> **Supplied material**
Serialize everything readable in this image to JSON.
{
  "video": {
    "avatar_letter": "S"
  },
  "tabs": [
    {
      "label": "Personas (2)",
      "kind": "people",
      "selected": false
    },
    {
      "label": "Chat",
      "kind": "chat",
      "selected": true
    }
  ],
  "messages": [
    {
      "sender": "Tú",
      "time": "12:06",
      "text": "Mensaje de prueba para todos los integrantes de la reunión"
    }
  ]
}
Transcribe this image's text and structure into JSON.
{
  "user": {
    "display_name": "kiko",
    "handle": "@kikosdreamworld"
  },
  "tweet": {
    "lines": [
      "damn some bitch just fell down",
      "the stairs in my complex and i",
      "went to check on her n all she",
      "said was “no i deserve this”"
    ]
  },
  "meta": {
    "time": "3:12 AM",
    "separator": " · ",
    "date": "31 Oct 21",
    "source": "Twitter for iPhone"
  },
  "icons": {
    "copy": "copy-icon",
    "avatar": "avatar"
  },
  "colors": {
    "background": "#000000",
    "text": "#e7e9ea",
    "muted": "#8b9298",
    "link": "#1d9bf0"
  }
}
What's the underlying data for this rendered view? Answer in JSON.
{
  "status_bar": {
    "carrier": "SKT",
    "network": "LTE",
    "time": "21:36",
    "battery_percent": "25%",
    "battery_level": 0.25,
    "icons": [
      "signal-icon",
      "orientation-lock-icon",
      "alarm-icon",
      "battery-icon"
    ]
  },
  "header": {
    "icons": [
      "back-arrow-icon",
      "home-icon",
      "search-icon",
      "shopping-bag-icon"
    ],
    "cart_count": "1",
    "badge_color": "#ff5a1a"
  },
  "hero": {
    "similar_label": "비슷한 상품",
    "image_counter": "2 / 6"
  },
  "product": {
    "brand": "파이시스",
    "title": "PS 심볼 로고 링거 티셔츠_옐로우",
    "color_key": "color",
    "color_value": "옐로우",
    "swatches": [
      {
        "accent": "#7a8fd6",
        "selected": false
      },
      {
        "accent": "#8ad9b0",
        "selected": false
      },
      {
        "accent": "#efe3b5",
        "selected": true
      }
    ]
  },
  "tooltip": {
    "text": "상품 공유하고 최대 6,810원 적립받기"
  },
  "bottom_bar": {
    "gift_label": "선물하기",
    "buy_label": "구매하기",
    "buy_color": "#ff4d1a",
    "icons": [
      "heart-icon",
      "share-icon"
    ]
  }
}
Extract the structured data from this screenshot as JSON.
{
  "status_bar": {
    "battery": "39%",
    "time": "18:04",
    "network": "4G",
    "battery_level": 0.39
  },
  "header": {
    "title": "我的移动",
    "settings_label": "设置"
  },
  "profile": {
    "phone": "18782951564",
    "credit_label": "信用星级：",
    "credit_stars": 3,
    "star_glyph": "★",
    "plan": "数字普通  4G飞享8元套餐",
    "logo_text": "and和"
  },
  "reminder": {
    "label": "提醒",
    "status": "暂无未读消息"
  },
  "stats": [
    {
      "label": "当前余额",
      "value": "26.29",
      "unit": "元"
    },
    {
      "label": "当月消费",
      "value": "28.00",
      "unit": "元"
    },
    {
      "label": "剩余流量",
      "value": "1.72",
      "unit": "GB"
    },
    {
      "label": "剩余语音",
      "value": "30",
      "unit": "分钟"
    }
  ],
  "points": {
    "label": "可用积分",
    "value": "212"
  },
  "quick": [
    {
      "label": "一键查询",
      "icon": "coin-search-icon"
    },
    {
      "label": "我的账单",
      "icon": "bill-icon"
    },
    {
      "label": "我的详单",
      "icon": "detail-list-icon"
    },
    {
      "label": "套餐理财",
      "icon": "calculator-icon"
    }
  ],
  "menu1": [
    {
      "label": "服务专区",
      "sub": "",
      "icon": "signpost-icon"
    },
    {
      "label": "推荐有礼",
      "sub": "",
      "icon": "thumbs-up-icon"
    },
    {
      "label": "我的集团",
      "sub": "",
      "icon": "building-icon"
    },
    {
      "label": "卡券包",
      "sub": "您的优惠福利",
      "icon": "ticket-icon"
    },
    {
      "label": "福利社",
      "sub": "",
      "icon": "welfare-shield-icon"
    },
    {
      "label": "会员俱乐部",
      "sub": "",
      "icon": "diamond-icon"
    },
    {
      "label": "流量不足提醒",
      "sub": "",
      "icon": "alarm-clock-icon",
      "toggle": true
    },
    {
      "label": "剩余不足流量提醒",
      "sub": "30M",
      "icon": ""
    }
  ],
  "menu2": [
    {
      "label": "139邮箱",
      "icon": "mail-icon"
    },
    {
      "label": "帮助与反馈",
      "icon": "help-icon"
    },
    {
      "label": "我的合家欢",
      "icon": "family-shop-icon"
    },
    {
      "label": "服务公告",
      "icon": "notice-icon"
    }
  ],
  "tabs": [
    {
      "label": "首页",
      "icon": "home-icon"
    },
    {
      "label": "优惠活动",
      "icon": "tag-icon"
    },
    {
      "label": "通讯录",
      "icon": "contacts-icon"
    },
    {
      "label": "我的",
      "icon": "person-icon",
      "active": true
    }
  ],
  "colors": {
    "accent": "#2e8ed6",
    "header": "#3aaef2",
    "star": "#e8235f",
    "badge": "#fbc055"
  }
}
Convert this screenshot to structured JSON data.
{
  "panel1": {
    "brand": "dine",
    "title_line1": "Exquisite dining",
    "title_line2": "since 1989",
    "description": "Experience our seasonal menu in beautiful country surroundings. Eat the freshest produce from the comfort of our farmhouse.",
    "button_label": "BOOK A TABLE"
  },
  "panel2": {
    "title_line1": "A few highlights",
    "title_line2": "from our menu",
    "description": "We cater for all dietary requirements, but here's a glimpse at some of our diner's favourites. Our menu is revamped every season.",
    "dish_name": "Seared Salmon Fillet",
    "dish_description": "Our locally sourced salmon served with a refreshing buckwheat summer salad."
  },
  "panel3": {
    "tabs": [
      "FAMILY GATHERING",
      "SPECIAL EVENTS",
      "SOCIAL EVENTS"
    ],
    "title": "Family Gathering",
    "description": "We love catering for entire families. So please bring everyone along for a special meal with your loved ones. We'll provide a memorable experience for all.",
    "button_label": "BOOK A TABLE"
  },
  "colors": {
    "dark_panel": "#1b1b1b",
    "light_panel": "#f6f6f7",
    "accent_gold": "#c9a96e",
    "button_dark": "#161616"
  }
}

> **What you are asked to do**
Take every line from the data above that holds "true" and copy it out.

> **Response to this task**
      "selected": true
        "selected": true
      "toggle": true
      "active": true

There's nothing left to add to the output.